* _What you have to do_
Retype the entries in full.

════

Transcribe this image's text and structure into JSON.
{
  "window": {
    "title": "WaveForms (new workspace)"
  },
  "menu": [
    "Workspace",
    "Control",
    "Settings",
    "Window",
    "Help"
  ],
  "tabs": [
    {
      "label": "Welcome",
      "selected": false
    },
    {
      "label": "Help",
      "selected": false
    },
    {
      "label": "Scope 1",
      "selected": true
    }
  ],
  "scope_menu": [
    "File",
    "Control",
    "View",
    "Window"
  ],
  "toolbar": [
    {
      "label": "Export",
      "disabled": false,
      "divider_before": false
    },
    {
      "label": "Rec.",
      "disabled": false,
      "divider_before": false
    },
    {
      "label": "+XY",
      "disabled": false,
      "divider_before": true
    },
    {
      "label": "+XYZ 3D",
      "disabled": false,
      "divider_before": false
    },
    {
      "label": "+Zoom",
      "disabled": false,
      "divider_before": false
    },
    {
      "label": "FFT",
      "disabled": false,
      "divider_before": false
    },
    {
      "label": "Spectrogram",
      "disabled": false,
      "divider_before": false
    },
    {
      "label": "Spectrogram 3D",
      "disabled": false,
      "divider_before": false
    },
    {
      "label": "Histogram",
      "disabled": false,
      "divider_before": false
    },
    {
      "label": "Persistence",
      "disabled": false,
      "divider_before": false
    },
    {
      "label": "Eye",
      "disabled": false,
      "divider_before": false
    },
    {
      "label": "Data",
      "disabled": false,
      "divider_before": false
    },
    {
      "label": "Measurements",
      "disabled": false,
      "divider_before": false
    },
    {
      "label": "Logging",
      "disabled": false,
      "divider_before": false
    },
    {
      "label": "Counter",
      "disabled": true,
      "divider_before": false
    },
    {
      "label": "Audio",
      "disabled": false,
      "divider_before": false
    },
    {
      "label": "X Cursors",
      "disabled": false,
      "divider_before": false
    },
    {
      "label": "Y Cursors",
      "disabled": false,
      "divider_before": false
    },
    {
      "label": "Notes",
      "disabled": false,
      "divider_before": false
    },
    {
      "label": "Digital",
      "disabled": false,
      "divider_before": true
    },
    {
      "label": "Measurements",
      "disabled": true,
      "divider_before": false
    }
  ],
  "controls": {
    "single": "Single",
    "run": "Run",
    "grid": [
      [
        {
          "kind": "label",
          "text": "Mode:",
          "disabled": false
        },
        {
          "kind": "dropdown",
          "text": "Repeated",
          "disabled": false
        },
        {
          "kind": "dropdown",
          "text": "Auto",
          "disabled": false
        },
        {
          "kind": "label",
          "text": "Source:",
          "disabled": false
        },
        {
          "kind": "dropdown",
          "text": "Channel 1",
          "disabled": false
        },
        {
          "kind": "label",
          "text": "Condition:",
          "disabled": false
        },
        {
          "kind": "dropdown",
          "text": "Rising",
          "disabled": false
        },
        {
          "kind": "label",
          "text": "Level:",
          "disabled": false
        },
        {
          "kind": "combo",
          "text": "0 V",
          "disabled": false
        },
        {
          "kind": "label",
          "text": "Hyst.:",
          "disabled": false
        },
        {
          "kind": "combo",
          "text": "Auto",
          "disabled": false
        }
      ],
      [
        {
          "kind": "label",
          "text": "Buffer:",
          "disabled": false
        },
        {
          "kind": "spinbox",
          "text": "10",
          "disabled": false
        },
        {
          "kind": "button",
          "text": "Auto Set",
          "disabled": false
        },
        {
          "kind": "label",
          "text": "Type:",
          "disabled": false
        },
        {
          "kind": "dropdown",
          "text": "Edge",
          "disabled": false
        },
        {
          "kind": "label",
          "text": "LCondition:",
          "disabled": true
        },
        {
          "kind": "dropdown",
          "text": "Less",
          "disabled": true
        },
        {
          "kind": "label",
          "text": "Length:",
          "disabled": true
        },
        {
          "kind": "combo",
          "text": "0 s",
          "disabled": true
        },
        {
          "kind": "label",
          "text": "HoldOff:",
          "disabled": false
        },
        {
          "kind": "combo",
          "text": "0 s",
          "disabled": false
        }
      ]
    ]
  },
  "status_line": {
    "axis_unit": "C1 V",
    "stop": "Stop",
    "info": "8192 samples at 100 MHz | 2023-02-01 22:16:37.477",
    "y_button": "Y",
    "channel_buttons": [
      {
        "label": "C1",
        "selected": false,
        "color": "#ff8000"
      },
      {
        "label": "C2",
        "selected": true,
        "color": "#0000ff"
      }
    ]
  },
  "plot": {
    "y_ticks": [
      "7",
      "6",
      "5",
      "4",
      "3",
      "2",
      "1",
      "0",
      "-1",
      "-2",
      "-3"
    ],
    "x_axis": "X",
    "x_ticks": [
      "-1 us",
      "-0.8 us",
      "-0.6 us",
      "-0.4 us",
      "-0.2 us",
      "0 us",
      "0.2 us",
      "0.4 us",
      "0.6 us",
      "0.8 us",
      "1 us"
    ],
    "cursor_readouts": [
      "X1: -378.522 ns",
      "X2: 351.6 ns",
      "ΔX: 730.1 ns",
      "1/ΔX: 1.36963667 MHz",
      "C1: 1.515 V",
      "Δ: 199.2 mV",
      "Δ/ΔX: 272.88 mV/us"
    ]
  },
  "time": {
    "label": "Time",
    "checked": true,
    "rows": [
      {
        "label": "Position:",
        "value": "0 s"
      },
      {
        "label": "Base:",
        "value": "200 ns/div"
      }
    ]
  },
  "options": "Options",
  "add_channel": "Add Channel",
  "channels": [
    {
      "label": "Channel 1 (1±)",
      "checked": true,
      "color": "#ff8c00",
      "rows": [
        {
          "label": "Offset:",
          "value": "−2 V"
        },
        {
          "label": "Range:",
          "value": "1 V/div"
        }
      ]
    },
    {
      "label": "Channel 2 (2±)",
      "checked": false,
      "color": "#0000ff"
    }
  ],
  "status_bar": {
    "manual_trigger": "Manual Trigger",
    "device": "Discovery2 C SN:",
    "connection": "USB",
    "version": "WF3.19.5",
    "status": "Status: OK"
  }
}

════

* _Exercise solution_
Transcribe this image's text and structure into JSON.
{
  "window": {
    "title": "WaveForms (new workspace)"
  },
  "menu": [
    "Workspace",
    "Control",
    "Settings",
    "Window",
    "Help"
  ],
  "tabs": [
    {
      "label": "Welcome",
      "selected": false
    },
    {
      "label": "Help",
      "selected": false
    },
    {
      "label": "Scope 1",
      "selected": true
    }
  ],
  "scope_menu": [
    "File",
    "Control",
    "View",
    "Window"
  ],
  "toolbar": [
    {
      "label": "Export",
      "disabled": false,
      "divider_before": false
    },
    {
      "label": "Rec.",
      "disabled": false,
      "divider_before": false
    },
    {
      "label": "+XY",
      "disabled": false,
      "divider_before": true
    },
    {
      "label": "+XYZ 3D",
      "disabled": false,
      "divider_before": false
    },
    {
      "label": "+Zoom",
      "disabled": false,
      "divider_before": false
    },
    {
      "label": "FFT",
      "disabled": false,
      "divider_before": false
    },
    {
      "label": "Spectrogram",
      "disabled": false,
      "divider_before": false
    },
    {
      "label": "Spectrogram 3D",
      "disabled": false,
      "divider_before": false
    },
    {
      "label": "Histogram",
      "disabled": false,
      "divider_before": false
    },
    {
      "label": "Persistence",
      "disabled": false,
      "divider_before": false
    },
    {
      "label": "Eye",
      "disabled": false,
      "divider_before": false
    },
    {
      "label": "Data",
      "disabled": false,
      "divider_before": false
    },
    {
      "label": "Measurements",
      "disabled": false,
      "divider_before": false
    },
    {
      "label": "Logging",
      "disabled": false,
      "divider_before": false
    },
    {
      "label": "Counter",
      "disabled": true,
      "divider_before": false
    },
    {
      "label": "Audio",
      "disabled": false,
      "divider_before": false
    },
    {
      "label": "X Cursors",
      "disabled": false,
      "divider_before": false
    },
    {
      "label": "Y Cursors",
      "disabled": false,
      "divider_before": false
    },
    {
      "label": "Notes",
      "disabled": false,
      "divider_before": false
    },
    {
      "label": "Digital",
      "disabled": false,
      "divider_before": true
    },
    {
      "label": "Measurements",
      "disabled": true,
      "divider_before": false
    }
  ],
  "controls": {
    "single": "Single",
    "run": "Run",
    "grid": [
      [
        {
          "kind": "label",
          "text": "Mode:",
          "disabled": false
        },
        {
          "kind": "dropdown",
          "text": "Repeated",
          "disabled": false
        },
        {
          "kind": "dropdown",
          "text": "Auto",
          "disabled": false
        },
        {
          "kind": "label",
          "text": "Source:",
          "disabled": false
        },
        {
          "kind": "dropdown",
          "text": "Channel 1",
          "disabled": false
        },
        {
          "kind": "label",
          "text": "Condition:",
          "disabled": false
        },
        {
          "kind": "dropdown",
          "text": "Rising",
          "disabled": false
        },
        {
          "kind": "label",
          "text": "Level:",
          "disabled": false
        },
        {
          "kind": "combo",
          "text": "0 V",
          "disabled": false
        },
        {
          "kind": "label",
          "text": "Hyst.:",
          "disabled": false
        },
        {
          "kind": "combo",
          "text": "Auto",
          "disabled": false
        }
      ],
      [
        {
          "kind": "label",
          "text": "Buffer:",
          "disabled": false
        },
        {
          "kind": "spinbox",
          "text": "10",
          "disabled": false
        },
        {
          "kind": "button",
          "text": "Auto Set",
          "disabled": false
        },
        {
          "kind": "label",
          "text": "Type:",
          "disabled": false
        },
        {
          "kind": "dropdown",
          "text": "Edge",
          "disabled": false
        },
        {
          "kind": "label",
          "text": "LCondition:",
          "disabled": true
        },
        {
          "kind": "dropdown",
          "text": "Less",
          "disabled": true
        },
        {
          "kind": "label",
          "text": "Length:",
          "disabled": true
        },
        {
          "kind": "combo",
          "text": "0 s",
          "disabled": true
        },
        {
          "kind": "label",
          "text": "HoldOff:",
          "disabled": false
        },
        {
          "kind": "combo",
          "text": "0 s",
          "disabled": false
        }
      ]
    ]
  },
  "status_line": {
    "axis_unit": "C1 V",
    "stop": "Stop",
    "info": "8192 samples at 100 MHz | 2023-02-01 22:16:37.477",
    "y_button": "Y",
    "channel_buttons": [
      {
        "label": "C1",
        "selected": false,
        "color": "#ff8000"
      },
      {
        "label": "C2",
        "selected": true,
        "color": "#0000ff"
      }
    ]
  },
  "plot": {
    "y_ticks": [
      "7",
      "6",
      "5",
      "4",
      "3",
      "2",
      "1",
      "0",
      "-1",
      "-2",
      "-3"
    ],
    "x_axis": "X",
    "x_ticks": [
      "-1 us",
      "-0.8 us",
      "-0.6 us",
      "-0.4 us",
      "-0.2 us",
      "0 us",
      "0.2 us",
      "0.4 us",
      "0.6 us",
      "0.8 us",
      "1 us"
    ],
    "cursor_readouts": [
      "X1: -378.522 ns",
      "X2: 351.6 ns",
      "ΔX: 730.1 ns",
      "1/ΔX: 1.36963667 MHz",
      "C1: 1.515 V",
      "Δ: 199.2 mV",
      "Δ/ΔX: 272.88 mV/us"
    ]
  },
  "time": {
    "label": "Time",
    "checked": true,
    "rows": [
      {
        "label": "Position:",
        "value": "0 s"
      },
      {
        "label": "Base:",
        "value": "200 ns/div"
      }
    ]
  },
  "options": "Options",
  "add_channel": "Add Channel",
  "channels": [
    {
      "label": "Channel 1 (1±)",
      "checked": true,
      "color": "#ff8c00",
      "rows": [
        {
          "label": "Offset:",
          "value": "−2 V"
        },
        {
          "label": "Range:",
          "value": "1 V/div"
        }
      ]
    },
    {
      "label": "Channel 2 (2±)",
      "checked": false,
      "color": "#0000ff"
    }
  ],
  "status_bar": {
    "manual_trigger": "Manual Trigger",
    "device": "Discovery2 C SN:",
    "connection": "USB",
    "version": "WF3.19.5",
    "status": "Status: OK"
  }
}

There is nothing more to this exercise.